|Abstract:||Juvenile idiopathic arthritis (JIA) affects as many as 300,000 children in the United States and is a leading cause of acquired disability in childhood. JIA is a chronic disease that has no cure and can start at any age, even infancy. More than half of children with JIA have polyarticular JIA (pJIA), a subset in which five or more joints are affected. JIA causes pain, suffering, decreased school and social activity participation, and impaired ability to do daily activities, and it can alter academic and career trajectories. JIA can cause joint damage, deformities, and growth problems in the bones and joints, which affect the whole body. It can make simple everyday tasks, such as dressing, brushing teeth, eating, and climbing stairs, challenging. Fortunately, many powerful and effective treatments now exist for JIA, but many new medications (biologics) may have side effects that are not yet understood. Patients, families, and doctors must make decisions on which medications to use without information about how they compare with one other, and when is the right time to start each one. A common dilemma persists: starting with an older, well-studied medication may avoid the need to use a biologic medication if it works well; on the other hand, if the older medication doesn't work, waiting too long to start a biologic medication may limit how well it works. We do know that the earlier an effective treatment is started, the better the child will do over the long term. In this study, three different treatment approaches started as first-line treatment for children with pJIA will be compared. By also capturing patients' pain, quality of life, medication side effects, and other important factors, we will gain a more complete picture of how the disease and its treatments affect patient and family lives. Four hundred children and their parents, with their pediatric rheumatologists, will choose from one of three treatment strategies, and they will be followed for 12 months. Information is collected about their arthritis activity and additional information (such as their pain and mobility) at routine clinic visits. The primary outcome will be arthritis activity 12 months after starting treatment. The patients' pain and mobility measured at 12 months will be studied as additional outcomes. Only patients and their families truly know how devastating pJIA can be. Patient and other stakeholder partners will work together with researchers in the STOP-JIA study to ensure a better understanding of how patient and family lives are directly affected, and how to measure these effects. They will also involve other patients and families to participate in the research and guide the researchers to maximize what is learned so that it can be used to improve all patients' lives.
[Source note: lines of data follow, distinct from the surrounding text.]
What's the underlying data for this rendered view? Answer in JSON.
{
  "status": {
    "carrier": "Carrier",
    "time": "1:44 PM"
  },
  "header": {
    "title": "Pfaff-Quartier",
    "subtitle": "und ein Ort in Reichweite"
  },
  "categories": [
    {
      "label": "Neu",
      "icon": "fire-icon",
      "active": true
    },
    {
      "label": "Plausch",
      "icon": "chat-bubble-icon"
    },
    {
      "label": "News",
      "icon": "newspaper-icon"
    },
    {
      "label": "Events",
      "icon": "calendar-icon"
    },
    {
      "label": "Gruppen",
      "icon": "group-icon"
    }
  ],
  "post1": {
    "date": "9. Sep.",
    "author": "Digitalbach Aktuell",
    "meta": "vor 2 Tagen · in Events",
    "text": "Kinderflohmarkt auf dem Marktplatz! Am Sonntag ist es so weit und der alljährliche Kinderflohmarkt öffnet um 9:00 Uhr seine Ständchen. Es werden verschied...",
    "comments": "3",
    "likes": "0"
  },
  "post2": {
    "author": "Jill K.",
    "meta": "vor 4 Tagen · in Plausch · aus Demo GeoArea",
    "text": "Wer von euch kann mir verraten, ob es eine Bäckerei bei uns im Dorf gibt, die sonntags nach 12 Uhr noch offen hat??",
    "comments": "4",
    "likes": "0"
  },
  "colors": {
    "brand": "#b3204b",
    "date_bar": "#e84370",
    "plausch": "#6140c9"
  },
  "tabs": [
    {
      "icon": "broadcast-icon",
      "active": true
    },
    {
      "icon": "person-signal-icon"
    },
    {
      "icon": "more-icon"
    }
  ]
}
Information learned in STOP-JIA will then be shared with health care providers and other caregivers to improve the lives of many more children with pJIA.|
|Record History:||('2019: Project extended to 2021\n2017: Project extended to 2020',)|